Skip to Content

Maintaining a Healthy Lifestyle

Exercise Regularly to Improve Overall Health
To stay healthy, your spine needs a regular regimen of stretching, strengthening and aerobic conditioning exercises, such as swimming, yoga, light weights and walking. Without exercise, your muscles can become weak and de-conditioned, which can lead to back pain and injury. Work with a spine specialist to find the right exercises to help you stay healthy, strong, stress and pain-free.

Do Not Smoke
Many spine experts report that smokers are prone to more back pain than nonsmokers. It is believed that smoking restricts blood flow to the discs that cushion your vertebrae, reduces calcium absorption and prevents new bone growth. Many spine surgeons are reluctant to perform certain surgeries, such as a spinal fusion on patients who smoke because it smoking may prevent or slow healing.

Maintain a Healthy Body Weight
Extra weight, particularly in the mid-section or belly, shifts your body’s center of gravity forward and places additional strain on your back muscles and the surrounding tissues. It also is possible to be too thin, as extreme thinness can be accompanied by low bone mass and place you at risk for osteoporosis.  We recommend working with your doctor to determine your ideal body weight and try and staying within 10 pounds of that weight.

Keep your Core Muscles Strong
Weak or tight “core” (back and abdominal) muscles cannot support your back properly, which can lead to pain and increase injury risk. Work with a spine specialist to find exercises that stretch and strengthen your back and abdominal muscles, such as yoga or Pilates.

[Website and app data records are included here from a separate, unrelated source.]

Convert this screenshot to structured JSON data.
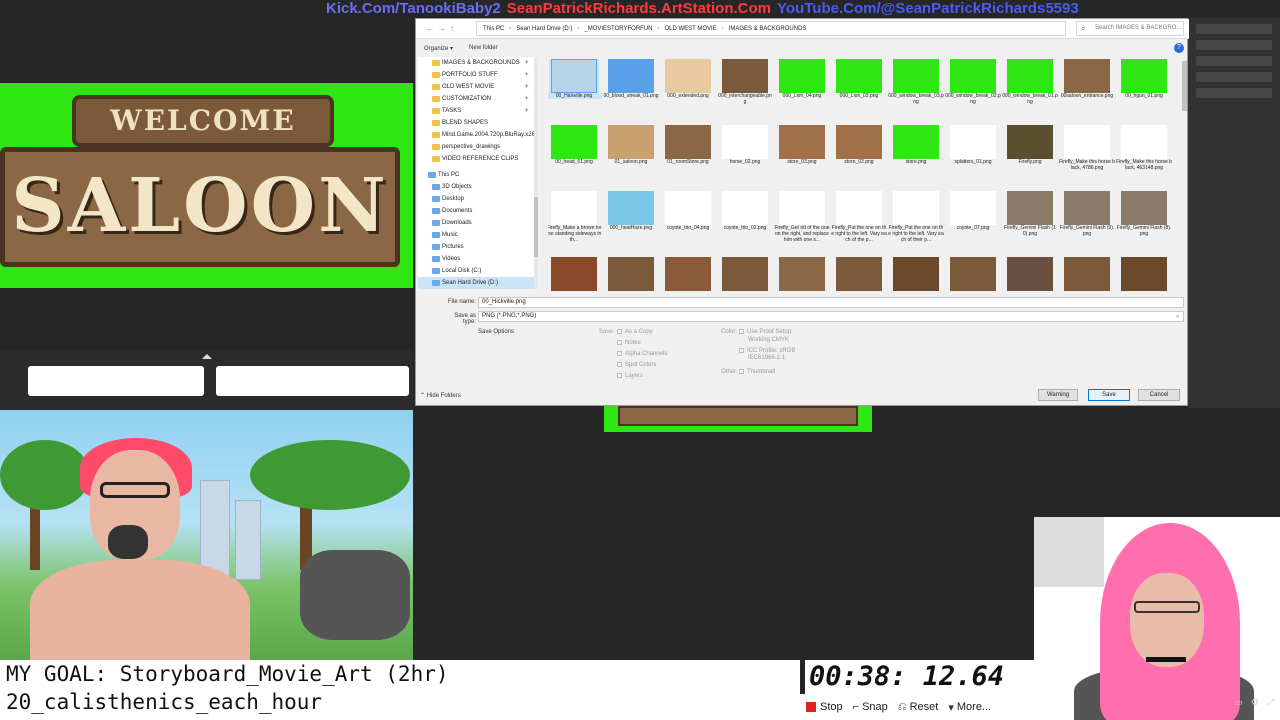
{
  "banner": {
    "kick": "Kick.Com/TanookiBaby2",
    "artstation": "SeanPatrickRichards.ArtStation.Com",
    "youtube": "YouTube.Com/@SeanPatrickRichards5593"
  },
  "saloon_sign": {
    "welcome": "WELCOME",
    "saloon": "SALOON"
  },
  "dialog": {
    "breadcrumbs": [
      "This PC",
      "Sean Hard Drive (D:)",
      "_MOVIESTORYFORFUN",
      "OLD WEST MOVIE",
      "IMAGES & BACKGROUNDS"
    ],
    "search_placeholder": "Search IMAGES & BACKGRO...",
    "organize": "Organize ▾",
    "new_folder": "New folder",
    "nav_quick": [
      "IMAGES & BACKGROUNDS",
      "PORTFOLIO STUFF",
      "OLD WEST MOVIE",
      "CUSTOMIZATION",
      "TASKS",
      "BLEND SHAPES",
      "Mind.Game.2004.720p.BluRay.x26",
      "perspective_drawings",
      "VIDEO REFERENCE CLIPS"
    ],
    "nav_pc_label": "This PC",
    "nav_pc": [
      "3D Objects",
      "Desktop",
      "Documents",
      "Downloads",
      "Music",
      "Pictures",
      "Videos",
      "Local Disk (C:)",
      "Sean Hard Drive (D:)"
    ],
    "files_row1": [
      "00_Hickville.png",
      "00_blood_streak_01.png",
      "000_extended.png",
      "000_interchangeable.png",
      "000_Lion_04.png",
      "000_Lion_03.png",
      "000_window_break_03.png",
      "000_window_break_02.png",
      "000_window_break_01.png",
      "00saloon_entrance.png",
      "00_hgun_01.png"
    ],
    "files_row2": [
      "00_head_01.png",
      "01_saloon.png",
      "01_roomStore.png",
      "horse_02.png",
      "store_03.png",
      "store_02.png",
      "store.png",
      "splatters_01.png",
      "Firefly.png",
      "Firefly_Make this horse black, 4786.png",
      "Firefly_Make this horse black, 463148.png"
    ],
    "files_row3": [
      "Firefly_Make a brown horse standing sideways in th...",
      "000_heatHaze.png",
      "coyote_trio_04.png",
      "coyote_trio_02.png",
      "Firefly_Get rid of the one on the right, and replace him with one s...",
      "Firefly_Put the one on the right to the left. Vary each of the p...",
      "Firefly_Put the one on the right to the left. Vary each of their p...",
      "coyote_07.png",
      "Firefly_Gemini Flash (10).png",
      "Firefly_Gemini Flash (9).png",
      "Firefly_Gemini Flash (8).png"
    ],
    "file_name_label": "File name:",
    "file_name_value": "00_Hickville.png",
    "save_type_label": "Save as type:",
    "save_type_value": "PNG (*.PNG;*.PNG)",
    "save_options": "Save Options",
    "save_label": "Save:",
    "as_copy": "As a Copy",
    "notes": "Notes",
    "alpha": "Alpha Channels",
    "spot": "Spot Colors",
    "layers": "Layers",
    "color_label": "Color:",
    "use_proof": "Use Proof Setup:",
    "working_cmyk": "Working CMYK",
    "icc": "ICC Profile: sRGB",
    "icc2": "IEC61966-2.1",
    "other_label": "Other:",
    "thumbnail": "Thumbnail",
    "hide_folders": "Hide Folders",
    "warning_btn": "Warning",
    "save_btn": "Save",
    "cancel_btn": "Cancel"
  },
  "goal": {
    "line1": "MY GOAL: Storyboard_Movie_Art (2hr)",
    "line2": "20_calisthenics_each_hour"
  },
  "timer": {
    "time": "00:38: 12.64",
    "stop": "Stop",
    "snap": "Snap",
    "reset": "Reset",
    "more": "More..."
  }
}
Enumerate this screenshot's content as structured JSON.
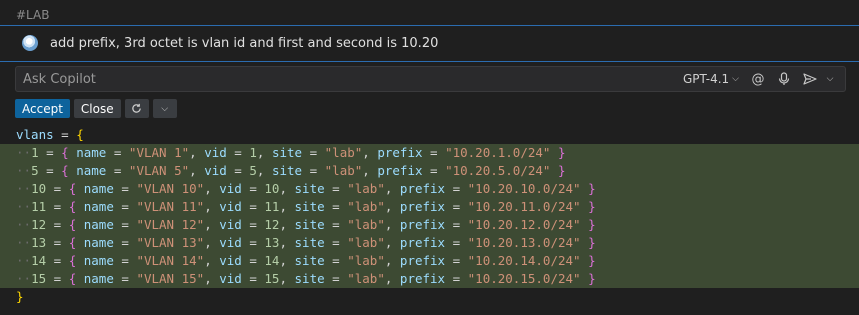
{
  "section_tag": "#LAB",
  "prompt": {
    "text": "add prefix, 3rd octet is vlan id and first and second is 10.20"
  },
  "ask_bar": {
    "placeholder": "Ask Copilot",
    "model": "GPT-4.1",
    "icons": [
      "at-icon",
      "microphone-icon",
      "send-icon",
      "chevron-down-icon"
    ]
  },
  "actions": {
    "accept_label": "Accept",
    "close_label": "Close",
    "icons": [
      "refresh-icon",
      "chevron-down-icon"
    ]
  },
  "code": {
    "var_name": "vlans",
    "entries": [
      {
        "key": "1",
        "name": "\"VLAN 1\"",
        "vid": "1",
        "site": "\"lab\"",
        "prefix": "\"10.20.1.0/24\""
      },
      {
        "key": "5",
        "name": "\"VLAN 5\"",
        "vid": "5",
        "site": "\"lab\"",
        "prefix": "\"10.20.5.0/24\""
      },
      {
        "key": "10",
        "name": "\"VLAN 10\"",
        "vid": "10",
        "site": "\"lab\"",
        "prefix": "\"10.20.10.0/24\""
      },
      {
        "key": "11",
        "name": "\"VLAN 11\"",
        "vid": "11",
        "site": "\"lab\"",
        "prefix": "\"10.20.11.0/24\""
      },
      {
        "key": "12",
        "name": "\"VLAN 12\"",
        "vid": "12",
        "site": "\"lab\"",
        "prefix": "\"10.20.12.0/24\""
      },
      {
        "key": "13",
        "name": "\"VLAN 13\"",
        "vid": "13",
        "site": "\"lab\"",
        "prefix": "\"10.20.13.0/24\""
      },
      {
        "key": "14",
        "name": "\"VLAN 14\"",
        "vid": "14",
        "site": "\"lab\"",
        "prefix": "\"10.20.14.0/24\""
      },
      {
        "key": "15",
        "name": "\"VLAN 15\"",
        "vid": "15",
        "site": "\"lab\"",
        "prefix": "\"10.20.15.0/24\""
      }
    ]
  }
}
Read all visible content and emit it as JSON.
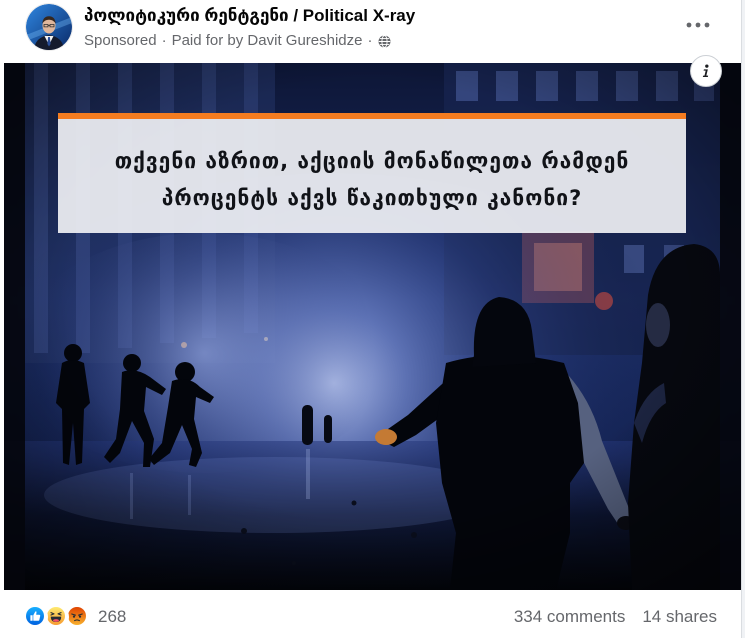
{
  "colors": {
    "primary_text": "#050505",
    "secondary_text": "#65676b",
    "ad_accent": "#f47c20",
    "like_blue": "#1877f2"
  },
  "post": {
    "page_name": "პოლიტიკური რენტგენი / Political X-ray",
    "sponsored_label": "Sponsored",
    "separator": "·",
    "paid_for": "Paid for by Davit Gureshidze",
    "audience_icon": "globe-icon",
    "more_icon": "more-options-icon"
  },
  "ad_image": {
    "info_icon": "info-icon",
    "headline": [
      "თქვენი აზრით, აქციის მონაწილეთა რამდენ",
      "პროცენტს აქვს წაკითხული კანონი?"
    ]
  },
  "engagement": {
    "reaction_icons": [
      "like-icon",
      "haha-icon",
      "angry-icon"
    ],
    "reaction_count": "268",
    "comments_label": "334 comments",
    "shares_label": "14 shares"
  }
}
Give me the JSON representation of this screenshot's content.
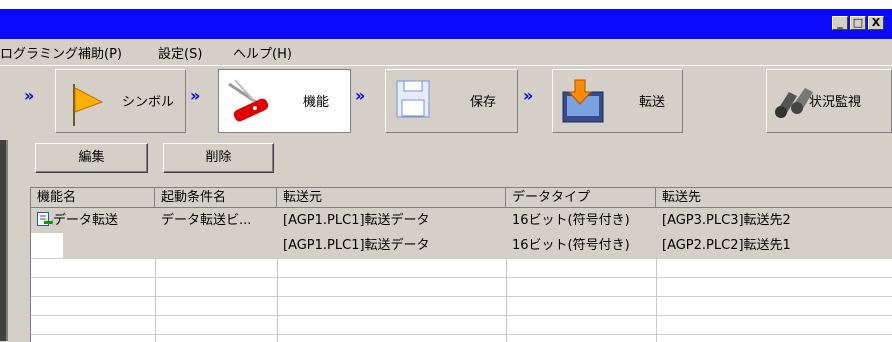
{
  "window": {
    "title_buttons": [
      "_",
      "□",
      "X"
    ]
  },
  "menu": {
    "items": [
      "ログラミング補助(P)",
      "設定(S)",
      "ヘルプ(H)"
    ]
  },
  "steps": [
    {
      "label": "シンボル",
      "icon": "flag-icon"
    },
    {
      "label": "機能",
      "icon": "swiss-knife-icon",
      "active": true
    },
    {
      "label": "保存",
      "icon": "floppy-disk-icon"
    },
    {
      "label": "転送",
      "icon": "transfer-icon"
    },
    {
      "label": "状況監視",
      "icon": "binoculars-icon"
    }
  ],
  "buttons": {
    "edit": "編集",
    "delete": "削除"
  },
  "table": {
    "columns": [
      "機能名",
      "起動条件名",
      "転送元",
      "データタイプ",
      "転送先"
    ],
    "rows": [
      {
        "func": "データ転送",
        "cond": "データ転送ビ...",
        "src": "[AGP1.PLC1]転送データ",
        "type": "16ビット(符号付き)",
        "dst": "[AGP3.PLC3]転送先2"
      },
      {
        "func": "",
        "cond": "",
        "src": "[AGP1.PLC1]転送データ",
        "type": "16ビット(符号付き)",
        "dst": "[AGP2.PLC2]転送先1"
      }
    ]
  },
  "colors": {
    "title_bar": "#0a0aff",
    "face": "#d4d0c8",
    "arrow": "#0000ff"
  }
}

Proper Body Mechanics
If you must lift or move something heavy do it safely. Find a partner to share the load. Instead of pulling or lifting a heavy object, push it. To reduce stress on the lower spine and reduce injuries, squat close to the object, keep its weight close to your body and keep your back straight and head up—do not bend over to lift.

Reduce Stress
There is a strong connection between stress and back pain. The “fight or flight” response our body has to stress can cause back muscles to tighten or spasm painfully. It’s critical to reduce stress as much as possible, even if it means turning off the smartphone after work, seeing a therapist, learning relaxation techniques or exercising more regularly. By managing stress well, you may help prevent back pain from occurring in the first place.

Because the spine has 33 of the body’s 206 bones, back health is linked to our overall bone health. To reduce the chance of your bones thinning (osteoporosis), check with your health provider or spine specialist about how much bone-building calcium and Vitamin D you need. Weight-bearing exercise, such as walking, yoga and lifting light weights will create forces on the bone that trigger increased bone density, which is beneficial.

If you work hard Monday through Friday, do not declare “war” on your back by doing intense exercise or household chores on the weekend. You’re likely to end up calling in sick in on Monday because of painful muscle strain. Your best bet to stay healthy and pain-free is to pace yourself throughout the week to handle your chores and exercise. A regular routine of stretching, strengthening and aerobic conditioning is better for your back than a single burst of intense exercise.

Source: “9 for Spine” Member Survey, North American Spine Society, 2012